Where in the records does the word "header" occur? Copy each line in which it does.

************

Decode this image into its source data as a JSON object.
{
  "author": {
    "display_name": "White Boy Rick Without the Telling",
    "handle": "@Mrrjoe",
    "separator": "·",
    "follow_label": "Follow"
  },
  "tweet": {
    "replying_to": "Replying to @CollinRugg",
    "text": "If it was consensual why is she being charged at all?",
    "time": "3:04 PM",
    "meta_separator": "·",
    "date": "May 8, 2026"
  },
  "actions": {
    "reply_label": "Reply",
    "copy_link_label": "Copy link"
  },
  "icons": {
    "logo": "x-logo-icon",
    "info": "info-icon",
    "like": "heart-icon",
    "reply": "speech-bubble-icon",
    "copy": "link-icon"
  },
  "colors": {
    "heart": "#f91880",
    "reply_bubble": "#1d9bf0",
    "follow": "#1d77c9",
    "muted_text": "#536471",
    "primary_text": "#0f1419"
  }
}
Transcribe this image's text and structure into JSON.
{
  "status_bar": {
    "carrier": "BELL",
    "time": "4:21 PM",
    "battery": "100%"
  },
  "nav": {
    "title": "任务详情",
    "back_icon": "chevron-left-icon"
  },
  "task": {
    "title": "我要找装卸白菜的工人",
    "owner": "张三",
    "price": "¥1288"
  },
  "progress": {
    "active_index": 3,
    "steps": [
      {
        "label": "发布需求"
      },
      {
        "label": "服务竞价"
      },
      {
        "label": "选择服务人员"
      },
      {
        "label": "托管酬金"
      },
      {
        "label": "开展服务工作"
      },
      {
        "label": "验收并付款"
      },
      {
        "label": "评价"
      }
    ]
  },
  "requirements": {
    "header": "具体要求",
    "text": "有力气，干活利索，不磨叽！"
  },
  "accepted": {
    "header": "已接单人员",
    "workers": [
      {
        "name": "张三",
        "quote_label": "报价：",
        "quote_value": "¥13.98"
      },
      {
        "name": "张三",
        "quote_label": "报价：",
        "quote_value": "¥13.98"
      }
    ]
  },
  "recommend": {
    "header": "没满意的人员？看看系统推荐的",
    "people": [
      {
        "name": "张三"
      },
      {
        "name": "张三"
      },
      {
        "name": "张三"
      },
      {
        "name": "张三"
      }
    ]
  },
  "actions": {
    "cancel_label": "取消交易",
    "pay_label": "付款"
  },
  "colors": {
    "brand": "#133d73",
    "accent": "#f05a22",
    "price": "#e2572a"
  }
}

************

◆ **Task result**:
    "header": "具体要求",
    "header": "已接单人员",
    "header": "没满意的人员？看看系统推荐的",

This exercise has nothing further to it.